TASK INSTRUCTIONS: Report the lines of the material that carry the string "magnifying".

RECORDS TO USE:
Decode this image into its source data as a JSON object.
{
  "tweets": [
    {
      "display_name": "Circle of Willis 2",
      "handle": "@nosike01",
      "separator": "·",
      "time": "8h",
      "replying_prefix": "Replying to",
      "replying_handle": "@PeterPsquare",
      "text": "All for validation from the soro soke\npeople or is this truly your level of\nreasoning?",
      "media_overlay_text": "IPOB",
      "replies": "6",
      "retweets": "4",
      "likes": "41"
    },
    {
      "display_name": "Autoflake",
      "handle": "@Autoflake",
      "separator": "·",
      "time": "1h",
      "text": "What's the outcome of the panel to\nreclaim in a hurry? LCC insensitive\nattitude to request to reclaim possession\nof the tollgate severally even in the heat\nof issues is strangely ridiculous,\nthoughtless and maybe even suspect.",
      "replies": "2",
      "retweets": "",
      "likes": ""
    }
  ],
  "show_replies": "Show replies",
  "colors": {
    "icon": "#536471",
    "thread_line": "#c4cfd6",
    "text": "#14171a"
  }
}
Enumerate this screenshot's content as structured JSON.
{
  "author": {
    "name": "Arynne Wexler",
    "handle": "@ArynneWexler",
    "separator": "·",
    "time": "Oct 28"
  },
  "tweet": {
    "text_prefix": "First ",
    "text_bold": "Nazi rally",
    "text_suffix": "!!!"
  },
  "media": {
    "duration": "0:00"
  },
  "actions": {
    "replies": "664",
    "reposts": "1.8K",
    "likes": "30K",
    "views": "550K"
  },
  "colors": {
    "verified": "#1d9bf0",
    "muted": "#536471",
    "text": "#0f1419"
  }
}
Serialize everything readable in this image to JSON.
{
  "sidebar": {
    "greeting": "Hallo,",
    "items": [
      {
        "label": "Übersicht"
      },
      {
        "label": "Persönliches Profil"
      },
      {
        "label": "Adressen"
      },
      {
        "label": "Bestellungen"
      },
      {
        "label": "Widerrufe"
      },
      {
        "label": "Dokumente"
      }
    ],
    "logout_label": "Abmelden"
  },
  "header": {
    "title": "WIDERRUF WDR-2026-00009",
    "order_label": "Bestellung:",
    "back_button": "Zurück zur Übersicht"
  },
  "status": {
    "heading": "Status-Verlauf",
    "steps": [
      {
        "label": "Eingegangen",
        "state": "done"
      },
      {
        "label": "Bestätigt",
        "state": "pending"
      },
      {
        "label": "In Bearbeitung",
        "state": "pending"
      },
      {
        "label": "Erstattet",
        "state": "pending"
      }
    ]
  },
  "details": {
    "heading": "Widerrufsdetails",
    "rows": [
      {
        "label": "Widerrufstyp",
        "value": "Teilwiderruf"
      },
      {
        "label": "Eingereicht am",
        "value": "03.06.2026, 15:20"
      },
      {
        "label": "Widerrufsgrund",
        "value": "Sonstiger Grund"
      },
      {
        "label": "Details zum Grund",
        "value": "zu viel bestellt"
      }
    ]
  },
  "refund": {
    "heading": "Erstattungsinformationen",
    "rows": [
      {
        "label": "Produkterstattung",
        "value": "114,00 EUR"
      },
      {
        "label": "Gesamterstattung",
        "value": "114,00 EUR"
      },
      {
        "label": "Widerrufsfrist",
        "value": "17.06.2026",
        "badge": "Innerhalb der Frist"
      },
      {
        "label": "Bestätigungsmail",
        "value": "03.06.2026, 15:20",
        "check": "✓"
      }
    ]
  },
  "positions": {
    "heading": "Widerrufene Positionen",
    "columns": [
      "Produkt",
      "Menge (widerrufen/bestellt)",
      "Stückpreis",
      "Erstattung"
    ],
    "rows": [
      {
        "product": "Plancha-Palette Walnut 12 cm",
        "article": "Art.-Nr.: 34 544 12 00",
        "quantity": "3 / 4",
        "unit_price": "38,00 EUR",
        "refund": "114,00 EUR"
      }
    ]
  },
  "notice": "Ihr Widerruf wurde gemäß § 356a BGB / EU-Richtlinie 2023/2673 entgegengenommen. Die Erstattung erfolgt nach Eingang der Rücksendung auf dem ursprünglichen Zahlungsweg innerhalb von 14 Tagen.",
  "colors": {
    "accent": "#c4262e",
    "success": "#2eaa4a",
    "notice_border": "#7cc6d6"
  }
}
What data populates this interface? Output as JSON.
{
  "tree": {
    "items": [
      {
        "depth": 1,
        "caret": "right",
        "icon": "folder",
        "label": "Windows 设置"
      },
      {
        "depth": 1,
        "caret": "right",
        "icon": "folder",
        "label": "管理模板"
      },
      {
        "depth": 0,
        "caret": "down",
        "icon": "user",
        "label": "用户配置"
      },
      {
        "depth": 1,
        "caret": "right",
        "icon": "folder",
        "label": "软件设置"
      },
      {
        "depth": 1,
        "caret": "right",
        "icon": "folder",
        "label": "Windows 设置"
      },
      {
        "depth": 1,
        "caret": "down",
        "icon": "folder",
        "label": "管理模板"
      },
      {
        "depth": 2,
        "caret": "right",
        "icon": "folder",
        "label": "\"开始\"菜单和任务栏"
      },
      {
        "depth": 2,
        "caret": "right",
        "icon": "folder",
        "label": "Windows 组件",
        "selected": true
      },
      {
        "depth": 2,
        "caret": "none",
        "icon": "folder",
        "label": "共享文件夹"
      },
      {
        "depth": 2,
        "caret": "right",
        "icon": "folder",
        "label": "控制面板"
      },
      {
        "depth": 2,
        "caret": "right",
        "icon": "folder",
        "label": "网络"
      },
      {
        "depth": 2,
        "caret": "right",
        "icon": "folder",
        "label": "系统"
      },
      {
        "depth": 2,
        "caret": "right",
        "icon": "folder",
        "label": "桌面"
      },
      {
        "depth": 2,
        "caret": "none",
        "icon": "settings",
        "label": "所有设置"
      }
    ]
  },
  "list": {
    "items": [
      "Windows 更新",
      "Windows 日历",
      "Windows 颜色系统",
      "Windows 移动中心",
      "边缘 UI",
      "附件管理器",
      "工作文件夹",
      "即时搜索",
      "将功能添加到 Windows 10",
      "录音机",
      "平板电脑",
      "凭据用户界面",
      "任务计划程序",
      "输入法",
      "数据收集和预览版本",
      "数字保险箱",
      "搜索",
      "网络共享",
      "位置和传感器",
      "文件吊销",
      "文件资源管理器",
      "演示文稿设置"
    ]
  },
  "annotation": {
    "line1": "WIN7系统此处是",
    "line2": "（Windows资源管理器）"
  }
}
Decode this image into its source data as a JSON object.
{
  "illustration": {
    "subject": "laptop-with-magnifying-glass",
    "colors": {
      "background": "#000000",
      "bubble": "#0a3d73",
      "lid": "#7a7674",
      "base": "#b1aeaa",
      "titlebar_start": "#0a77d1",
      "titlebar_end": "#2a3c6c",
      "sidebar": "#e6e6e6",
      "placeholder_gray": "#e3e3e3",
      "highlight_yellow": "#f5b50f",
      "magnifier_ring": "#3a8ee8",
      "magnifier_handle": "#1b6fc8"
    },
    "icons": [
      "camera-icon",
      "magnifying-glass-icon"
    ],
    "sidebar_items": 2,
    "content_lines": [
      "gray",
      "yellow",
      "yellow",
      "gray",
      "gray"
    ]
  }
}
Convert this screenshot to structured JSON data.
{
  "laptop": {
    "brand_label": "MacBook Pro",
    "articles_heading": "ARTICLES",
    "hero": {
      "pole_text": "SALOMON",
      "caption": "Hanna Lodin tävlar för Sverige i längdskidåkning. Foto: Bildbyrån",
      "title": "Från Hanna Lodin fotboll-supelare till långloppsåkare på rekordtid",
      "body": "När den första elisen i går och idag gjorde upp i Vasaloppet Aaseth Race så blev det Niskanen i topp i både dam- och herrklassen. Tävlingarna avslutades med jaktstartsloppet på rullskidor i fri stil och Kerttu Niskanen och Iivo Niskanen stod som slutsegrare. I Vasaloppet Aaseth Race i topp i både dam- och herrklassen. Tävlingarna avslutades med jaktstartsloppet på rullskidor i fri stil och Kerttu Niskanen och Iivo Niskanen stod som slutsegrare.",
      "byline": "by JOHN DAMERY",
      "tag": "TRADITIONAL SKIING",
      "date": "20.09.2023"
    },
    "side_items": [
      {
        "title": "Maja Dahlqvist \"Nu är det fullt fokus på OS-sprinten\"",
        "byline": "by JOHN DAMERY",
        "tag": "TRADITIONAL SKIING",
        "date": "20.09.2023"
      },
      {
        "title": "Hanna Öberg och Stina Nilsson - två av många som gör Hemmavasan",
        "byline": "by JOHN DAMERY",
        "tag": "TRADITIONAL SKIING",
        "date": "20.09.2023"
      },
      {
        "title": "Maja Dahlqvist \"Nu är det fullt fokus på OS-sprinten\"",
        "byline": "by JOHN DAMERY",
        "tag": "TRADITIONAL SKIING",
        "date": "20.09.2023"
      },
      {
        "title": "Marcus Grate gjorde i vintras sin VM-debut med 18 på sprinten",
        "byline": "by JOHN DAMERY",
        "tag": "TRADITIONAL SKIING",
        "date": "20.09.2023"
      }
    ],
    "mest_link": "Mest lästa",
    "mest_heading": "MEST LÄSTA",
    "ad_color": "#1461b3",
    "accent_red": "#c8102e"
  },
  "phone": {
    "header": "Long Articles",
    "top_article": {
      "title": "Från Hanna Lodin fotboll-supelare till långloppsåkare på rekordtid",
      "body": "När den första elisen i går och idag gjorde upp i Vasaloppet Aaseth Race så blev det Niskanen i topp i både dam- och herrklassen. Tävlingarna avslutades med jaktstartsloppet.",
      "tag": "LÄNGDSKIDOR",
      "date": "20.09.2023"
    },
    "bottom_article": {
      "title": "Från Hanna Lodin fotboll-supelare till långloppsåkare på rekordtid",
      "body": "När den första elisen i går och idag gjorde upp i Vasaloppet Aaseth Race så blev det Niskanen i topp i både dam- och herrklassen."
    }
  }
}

RESULT:
    "subject": "laptop-with-magnifying-glass",
      "magnifying-glass-icon"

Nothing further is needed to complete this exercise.